Saturday, February 21, 2009
More from the science of appearances file...
Sometimes you're looking for lions, and catch a jaguar instead. Having considered this possibility, the research team attached a collar, and released the 118 pound male to continue roaming a landscape that trumps the concept of national borders. This may be the jaguar known as Macho B, appearing only as an image on motion-triggered cameras for the last thirteen years, or it may be another male migrating toward the northern portions of ancestral jaguar range; but the knowledge gleaned from this accidental trapping will further complicate the politics of fencing the empire.

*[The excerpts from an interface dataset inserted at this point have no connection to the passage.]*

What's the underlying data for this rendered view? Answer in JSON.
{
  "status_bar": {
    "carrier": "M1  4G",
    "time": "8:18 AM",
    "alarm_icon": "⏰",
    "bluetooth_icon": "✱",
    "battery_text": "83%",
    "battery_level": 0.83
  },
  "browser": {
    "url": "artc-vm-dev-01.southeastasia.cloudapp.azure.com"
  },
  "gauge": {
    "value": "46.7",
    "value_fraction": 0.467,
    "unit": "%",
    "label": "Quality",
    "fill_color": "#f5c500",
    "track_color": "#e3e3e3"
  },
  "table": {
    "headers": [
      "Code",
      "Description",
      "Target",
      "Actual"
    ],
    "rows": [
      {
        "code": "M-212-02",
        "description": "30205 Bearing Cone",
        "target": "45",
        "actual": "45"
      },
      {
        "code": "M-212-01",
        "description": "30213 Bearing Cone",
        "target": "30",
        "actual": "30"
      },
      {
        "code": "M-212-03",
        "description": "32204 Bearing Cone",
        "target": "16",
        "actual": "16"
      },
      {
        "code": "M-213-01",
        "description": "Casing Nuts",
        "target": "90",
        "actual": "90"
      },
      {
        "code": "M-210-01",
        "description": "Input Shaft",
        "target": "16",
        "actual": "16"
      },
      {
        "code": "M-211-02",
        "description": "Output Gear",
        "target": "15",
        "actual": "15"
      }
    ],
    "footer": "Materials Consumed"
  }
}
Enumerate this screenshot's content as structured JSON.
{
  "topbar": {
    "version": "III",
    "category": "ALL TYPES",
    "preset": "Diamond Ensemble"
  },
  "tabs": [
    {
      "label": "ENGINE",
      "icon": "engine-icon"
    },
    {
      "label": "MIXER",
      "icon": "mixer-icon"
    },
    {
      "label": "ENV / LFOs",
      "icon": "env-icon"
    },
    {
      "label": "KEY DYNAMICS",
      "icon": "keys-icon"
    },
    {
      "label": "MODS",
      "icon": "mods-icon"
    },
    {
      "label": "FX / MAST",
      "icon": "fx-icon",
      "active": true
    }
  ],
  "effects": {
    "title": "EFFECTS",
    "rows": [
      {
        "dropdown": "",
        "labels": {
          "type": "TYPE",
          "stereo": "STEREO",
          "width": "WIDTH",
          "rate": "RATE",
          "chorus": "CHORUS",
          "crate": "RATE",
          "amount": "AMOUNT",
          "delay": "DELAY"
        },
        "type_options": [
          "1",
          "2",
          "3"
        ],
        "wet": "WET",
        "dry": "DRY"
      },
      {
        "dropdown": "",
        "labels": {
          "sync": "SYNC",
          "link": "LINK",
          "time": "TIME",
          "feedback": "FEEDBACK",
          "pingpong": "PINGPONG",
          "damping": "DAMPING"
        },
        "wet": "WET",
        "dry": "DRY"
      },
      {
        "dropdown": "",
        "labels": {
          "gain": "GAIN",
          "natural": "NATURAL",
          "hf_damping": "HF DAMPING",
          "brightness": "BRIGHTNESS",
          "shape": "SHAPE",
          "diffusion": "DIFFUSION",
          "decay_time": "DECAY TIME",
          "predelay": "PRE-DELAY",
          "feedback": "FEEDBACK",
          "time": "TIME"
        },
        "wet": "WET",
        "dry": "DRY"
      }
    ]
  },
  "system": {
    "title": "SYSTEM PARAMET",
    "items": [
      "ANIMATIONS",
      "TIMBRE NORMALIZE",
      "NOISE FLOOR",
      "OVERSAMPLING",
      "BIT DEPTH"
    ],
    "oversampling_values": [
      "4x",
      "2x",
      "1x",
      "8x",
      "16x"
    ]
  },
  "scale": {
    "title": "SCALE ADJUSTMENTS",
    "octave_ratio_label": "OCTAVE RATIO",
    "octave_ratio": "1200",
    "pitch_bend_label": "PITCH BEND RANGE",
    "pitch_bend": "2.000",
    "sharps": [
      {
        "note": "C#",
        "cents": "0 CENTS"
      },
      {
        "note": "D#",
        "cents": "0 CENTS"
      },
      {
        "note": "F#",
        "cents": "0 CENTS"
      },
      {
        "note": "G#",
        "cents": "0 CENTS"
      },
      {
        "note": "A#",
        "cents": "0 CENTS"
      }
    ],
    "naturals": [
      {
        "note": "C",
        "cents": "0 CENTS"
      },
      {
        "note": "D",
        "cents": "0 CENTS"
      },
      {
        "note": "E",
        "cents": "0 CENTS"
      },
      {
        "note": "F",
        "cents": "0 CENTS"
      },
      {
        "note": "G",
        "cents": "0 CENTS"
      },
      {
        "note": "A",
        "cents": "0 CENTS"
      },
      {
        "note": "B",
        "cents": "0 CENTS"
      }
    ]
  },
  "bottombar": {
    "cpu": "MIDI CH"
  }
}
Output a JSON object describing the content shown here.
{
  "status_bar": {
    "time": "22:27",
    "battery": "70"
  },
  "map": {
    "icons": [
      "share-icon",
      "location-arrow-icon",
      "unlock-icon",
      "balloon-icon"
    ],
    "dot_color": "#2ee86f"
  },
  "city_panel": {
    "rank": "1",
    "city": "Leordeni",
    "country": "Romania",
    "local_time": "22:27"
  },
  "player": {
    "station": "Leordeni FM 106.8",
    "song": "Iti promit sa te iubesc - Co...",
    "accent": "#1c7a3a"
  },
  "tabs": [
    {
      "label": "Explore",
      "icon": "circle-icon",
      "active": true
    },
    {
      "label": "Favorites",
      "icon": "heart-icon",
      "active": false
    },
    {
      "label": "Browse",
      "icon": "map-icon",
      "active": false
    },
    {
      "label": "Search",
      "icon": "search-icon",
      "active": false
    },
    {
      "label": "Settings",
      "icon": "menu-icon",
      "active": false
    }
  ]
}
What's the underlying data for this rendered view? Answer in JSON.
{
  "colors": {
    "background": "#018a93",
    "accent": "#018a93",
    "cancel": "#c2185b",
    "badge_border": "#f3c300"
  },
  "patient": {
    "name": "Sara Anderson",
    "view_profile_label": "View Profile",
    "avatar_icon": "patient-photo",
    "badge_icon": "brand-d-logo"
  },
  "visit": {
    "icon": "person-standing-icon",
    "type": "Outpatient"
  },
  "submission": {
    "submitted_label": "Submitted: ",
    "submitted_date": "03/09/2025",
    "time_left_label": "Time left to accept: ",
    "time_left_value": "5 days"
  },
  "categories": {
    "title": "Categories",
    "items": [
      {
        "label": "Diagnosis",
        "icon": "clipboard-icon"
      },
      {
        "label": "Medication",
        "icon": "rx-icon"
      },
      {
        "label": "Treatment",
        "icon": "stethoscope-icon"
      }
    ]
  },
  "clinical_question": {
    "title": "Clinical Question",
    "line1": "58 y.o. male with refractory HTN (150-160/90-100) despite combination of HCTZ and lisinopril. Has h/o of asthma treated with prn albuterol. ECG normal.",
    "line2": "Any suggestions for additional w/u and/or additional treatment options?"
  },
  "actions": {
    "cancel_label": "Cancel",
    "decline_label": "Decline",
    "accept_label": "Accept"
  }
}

So far the satellite-uplinked jaguar has stayed south of Tucson, but his ancestors once hunted the rims of the Grand Canyon. A quick glance at the habitat map I posted here last week should encourage you to consider adding jaguars to your phenological "watch for" list, and might give further incentive to teach your poodles and chihuahuas to heel.